- Assigned task -
Each line in the entries that has the word "title" has to be copied.

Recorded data
↓
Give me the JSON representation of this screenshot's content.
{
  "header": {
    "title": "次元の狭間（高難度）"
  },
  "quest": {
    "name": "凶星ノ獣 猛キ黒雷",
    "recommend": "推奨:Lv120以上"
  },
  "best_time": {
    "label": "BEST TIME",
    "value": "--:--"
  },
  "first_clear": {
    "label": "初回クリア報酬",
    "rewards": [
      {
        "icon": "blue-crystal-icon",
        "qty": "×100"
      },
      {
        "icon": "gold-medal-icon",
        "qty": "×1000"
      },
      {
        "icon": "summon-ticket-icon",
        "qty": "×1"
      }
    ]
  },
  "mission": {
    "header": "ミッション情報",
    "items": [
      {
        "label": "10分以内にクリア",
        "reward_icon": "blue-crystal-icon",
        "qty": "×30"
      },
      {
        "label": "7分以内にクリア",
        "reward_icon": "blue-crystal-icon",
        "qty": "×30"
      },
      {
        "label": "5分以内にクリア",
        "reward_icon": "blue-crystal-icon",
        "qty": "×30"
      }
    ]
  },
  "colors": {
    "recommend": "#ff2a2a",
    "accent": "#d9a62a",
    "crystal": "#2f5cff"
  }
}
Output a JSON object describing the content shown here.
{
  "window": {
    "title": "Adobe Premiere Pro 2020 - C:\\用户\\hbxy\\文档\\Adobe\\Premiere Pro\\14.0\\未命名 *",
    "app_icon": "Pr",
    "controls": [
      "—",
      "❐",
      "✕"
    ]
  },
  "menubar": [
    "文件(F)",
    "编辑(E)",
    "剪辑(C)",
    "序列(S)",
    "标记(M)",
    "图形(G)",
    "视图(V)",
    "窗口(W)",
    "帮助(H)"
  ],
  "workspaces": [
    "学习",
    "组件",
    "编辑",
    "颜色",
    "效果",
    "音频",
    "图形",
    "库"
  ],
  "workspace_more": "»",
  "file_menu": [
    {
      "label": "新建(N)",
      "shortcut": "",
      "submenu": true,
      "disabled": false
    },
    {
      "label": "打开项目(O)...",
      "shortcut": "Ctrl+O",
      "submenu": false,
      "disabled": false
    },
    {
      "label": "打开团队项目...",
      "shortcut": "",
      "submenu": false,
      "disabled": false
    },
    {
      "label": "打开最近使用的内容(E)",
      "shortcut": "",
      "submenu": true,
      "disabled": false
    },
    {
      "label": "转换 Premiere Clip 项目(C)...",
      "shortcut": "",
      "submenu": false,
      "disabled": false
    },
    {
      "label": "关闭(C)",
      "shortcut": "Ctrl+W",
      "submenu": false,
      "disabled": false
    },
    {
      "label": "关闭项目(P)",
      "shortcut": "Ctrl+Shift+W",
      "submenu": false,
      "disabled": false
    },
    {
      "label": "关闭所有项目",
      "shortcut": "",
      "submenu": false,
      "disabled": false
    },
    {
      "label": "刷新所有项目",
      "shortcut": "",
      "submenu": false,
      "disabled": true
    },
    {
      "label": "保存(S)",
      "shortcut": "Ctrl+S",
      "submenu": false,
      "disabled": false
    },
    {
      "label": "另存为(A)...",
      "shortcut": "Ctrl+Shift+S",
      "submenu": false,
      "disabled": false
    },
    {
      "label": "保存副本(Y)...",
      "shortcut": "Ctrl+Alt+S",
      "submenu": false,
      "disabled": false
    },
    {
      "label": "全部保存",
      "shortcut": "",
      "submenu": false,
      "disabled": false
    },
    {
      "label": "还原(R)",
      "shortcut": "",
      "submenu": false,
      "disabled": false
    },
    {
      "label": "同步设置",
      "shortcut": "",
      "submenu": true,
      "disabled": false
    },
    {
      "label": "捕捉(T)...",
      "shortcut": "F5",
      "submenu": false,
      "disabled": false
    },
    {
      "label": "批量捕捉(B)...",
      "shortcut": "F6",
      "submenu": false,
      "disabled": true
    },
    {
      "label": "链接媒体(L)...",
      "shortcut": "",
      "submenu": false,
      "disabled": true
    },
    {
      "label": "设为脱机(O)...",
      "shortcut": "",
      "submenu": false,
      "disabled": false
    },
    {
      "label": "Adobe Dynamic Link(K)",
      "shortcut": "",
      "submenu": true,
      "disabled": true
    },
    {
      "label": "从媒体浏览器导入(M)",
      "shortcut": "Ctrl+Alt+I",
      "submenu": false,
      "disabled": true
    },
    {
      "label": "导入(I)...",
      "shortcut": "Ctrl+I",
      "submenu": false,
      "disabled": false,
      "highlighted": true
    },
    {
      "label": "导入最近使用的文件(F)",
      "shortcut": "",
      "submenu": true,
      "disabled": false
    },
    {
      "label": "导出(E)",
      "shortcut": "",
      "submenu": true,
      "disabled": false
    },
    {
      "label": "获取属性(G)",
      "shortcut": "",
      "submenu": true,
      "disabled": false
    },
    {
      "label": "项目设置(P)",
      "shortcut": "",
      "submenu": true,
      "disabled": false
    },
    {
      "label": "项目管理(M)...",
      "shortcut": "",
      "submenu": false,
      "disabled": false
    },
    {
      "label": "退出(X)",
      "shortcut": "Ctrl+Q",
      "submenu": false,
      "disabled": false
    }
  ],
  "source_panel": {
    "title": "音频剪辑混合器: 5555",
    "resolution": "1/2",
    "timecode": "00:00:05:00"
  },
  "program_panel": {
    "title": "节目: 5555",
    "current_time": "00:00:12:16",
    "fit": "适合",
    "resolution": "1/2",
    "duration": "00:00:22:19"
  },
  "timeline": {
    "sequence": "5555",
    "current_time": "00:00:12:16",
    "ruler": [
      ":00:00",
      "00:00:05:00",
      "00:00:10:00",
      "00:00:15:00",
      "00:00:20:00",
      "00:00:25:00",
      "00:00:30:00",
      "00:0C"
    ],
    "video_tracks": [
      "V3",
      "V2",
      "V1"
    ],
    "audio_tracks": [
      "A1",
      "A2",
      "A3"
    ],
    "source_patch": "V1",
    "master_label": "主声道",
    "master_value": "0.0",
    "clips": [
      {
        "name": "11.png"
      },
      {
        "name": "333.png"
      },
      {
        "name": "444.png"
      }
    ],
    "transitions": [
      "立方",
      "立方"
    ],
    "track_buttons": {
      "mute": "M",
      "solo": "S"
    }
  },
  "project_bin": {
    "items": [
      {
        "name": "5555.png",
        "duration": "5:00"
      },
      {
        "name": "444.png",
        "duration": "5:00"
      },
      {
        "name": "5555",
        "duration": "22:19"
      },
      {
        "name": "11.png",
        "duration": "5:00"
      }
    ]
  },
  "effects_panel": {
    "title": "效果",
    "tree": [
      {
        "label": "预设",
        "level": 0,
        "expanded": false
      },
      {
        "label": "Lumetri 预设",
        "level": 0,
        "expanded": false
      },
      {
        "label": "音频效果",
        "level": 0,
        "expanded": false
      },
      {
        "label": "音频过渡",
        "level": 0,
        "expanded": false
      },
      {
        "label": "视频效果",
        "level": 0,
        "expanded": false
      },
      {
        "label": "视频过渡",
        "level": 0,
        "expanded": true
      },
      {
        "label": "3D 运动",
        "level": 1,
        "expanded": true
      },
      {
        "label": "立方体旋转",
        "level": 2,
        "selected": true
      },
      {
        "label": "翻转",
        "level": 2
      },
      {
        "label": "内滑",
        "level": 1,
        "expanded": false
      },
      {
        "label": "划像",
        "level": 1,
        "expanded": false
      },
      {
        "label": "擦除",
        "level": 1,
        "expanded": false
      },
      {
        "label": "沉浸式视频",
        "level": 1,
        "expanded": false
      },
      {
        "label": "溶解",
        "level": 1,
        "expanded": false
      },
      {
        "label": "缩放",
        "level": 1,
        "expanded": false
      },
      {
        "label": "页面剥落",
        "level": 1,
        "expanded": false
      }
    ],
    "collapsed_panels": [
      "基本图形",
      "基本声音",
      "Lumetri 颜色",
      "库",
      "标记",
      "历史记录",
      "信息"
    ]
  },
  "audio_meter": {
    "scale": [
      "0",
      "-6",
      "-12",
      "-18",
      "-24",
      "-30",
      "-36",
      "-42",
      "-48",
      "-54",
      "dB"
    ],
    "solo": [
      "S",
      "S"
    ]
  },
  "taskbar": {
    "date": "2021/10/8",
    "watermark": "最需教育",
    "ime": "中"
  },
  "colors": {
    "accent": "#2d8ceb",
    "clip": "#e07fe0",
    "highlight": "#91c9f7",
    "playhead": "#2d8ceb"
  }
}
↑
- Answer for this exercise -
    "title": "次元の狭間（高難度）"
    "title": "Adobe Premiere Pro 2020 - C:\\用户\\hbxy\\文档\\Adobe\\Premiere Pro\\14.0\\未命名 *",
    "title": "音频剪辑混合器: 5555",
    "title": "节目: 5555",
    "title": "效果",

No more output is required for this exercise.